Are smart meters to blame for ballooning hydro bills?
CTV News has been flooded with hundreds of emails claiming smart meters are to blame for ballooning hydro bills, but some number crunching may reveal a different story.
When Carlo Magno bought his Richmond apartment last year, he installed CFL light bulbs, Energy Star appliances and dimmers to be as energy efficient as possible. So he was stunned when his hydro bill jumped from $93 before his smart meter was set up to $172 and then $241 on his most recent bill.
"I think it's the smart meter that's not working properly," Magno said about the rising costs.

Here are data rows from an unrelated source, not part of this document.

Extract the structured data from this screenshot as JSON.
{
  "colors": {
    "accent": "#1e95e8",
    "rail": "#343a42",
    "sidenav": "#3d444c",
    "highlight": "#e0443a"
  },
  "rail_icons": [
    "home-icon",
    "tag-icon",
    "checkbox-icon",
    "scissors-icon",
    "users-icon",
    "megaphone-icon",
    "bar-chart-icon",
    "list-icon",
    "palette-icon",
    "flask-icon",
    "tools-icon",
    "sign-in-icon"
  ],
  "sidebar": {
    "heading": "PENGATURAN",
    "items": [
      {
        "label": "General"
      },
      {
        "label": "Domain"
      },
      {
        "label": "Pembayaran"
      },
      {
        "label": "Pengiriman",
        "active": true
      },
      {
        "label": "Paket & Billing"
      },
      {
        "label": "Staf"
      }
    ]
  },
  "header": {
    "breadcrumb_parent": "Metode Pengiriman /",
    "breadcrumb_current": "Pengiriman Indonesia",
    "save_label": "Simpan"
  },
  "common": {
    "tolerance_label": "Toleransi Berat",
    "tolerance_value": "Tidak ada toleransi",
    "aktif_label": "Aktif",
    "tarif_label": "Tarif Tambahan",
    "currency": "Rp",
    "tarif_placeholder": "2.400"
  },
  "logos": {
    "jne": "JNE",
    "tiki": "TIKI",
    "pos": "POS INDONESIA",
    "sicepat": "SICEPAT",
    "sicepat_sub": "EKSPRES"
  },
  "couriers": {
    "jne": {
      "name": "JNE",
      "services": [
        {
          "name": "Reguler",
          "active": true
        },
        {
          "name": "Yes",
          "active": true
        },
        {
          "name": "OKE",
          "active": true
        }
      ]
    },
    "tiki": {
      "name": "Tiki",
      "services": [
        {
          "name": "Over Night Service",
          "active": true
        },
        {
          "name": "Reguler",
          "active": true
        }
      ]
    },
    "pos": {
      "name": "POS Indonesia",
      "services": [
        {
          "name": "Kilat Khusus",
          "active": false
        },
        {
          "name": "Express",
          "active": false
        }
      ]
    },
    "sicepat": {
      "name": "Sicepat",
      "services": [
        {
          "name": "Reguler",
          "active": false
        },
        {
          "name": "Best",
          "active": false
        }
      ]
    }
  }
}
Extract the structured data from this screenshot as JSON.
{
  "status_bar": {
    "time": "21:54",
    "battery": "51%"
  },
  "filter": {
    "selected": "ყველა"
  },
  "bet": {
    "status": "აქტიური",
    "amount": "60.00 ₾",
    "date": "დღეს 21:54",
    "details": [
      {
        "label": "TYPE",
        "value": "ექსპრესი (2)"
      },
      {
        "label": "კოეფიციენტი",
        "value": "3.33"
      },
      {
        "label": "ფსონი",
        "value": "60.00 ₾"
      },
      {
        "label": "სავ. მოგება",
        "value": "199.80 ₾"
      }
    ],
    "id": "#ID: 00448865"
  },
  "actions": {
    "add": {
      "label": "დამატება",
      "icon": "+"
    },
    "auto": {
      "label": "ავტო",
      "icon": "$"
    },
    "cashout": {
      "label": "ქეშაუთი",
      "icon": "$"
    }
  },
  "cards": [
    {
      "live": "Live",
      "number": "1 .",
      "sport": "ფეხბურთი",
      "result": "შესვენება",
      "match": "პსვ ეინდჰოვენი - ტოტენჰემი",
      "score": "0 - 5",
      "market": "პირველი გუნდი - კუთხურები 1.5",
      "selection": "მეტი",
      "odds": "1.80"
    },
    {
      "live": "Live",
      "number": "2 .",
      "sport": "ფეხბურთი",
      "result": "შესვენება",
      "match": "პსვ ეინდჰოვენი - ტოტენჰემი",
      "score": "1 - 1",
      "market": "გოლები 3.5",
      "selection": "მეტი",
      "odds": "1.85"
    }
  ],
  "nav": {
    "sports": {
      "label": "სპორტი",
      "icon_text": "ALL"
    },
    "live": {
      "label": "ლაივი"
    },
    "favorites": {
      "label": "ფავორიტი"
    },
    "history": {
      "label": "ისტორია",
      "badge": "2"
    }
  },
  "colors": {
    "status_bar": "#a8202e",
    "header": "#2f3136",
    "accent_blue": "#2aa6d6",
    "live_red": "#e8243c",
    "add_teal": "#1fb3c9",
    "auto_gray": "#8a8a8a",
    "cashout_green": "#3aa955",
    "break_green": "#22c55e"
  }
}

But BC Hydro says they always have more billing-related calls in the winter.
"It's not just smart meter customers that are coming to us with high bills, and nothing has changed with the other customers other than weather and consumption pattern changes," said Jim Nicholson, BC Hydro's director of customer care.
CTV News compared Magno's hydro usage in his old apartment to the new one during the same billing period, and both are roughly the same size. He's now paying two to 18 per cent a month more than for his old place, but Magno hasn't realized his costs more than doubled there as well from the period between early fall to winter -- the 165 per cent increase is essentially the same jump as this year.
Eight per cent of the increased cost is due to the April 2011 rise in hydro rates.
Weeks after BC Hydro customer Susan McDonnell had her smart meter installed, she received a bill for $745 for her one-bedroom condo, which was a far cry from the $61 monthly bill she had on BC Hydro's equalization plan.
The utility company says in her case she was paying too little before and has to play catch up.
"I don't know where to go with this. All they keep saying is, 'Suck it up and pay the bill,'" McDonnell said.
McDonnell's only recourse is to file a complaint with the BC Utilities Commission, which is something Magno has done already. The commission told him he can also pay $100 for an official Measurement Canada assessment of his smart meter, but he's not going for it.
Like may smart meter opponents, no amount of number crunching will wipe out his health concerns and anger over having the device in the first place.
"This is the ultimate point: they should give me a choice whether to install that smart meter or not," Magno said.
With a report from CTV British Columbia's Penny Daflos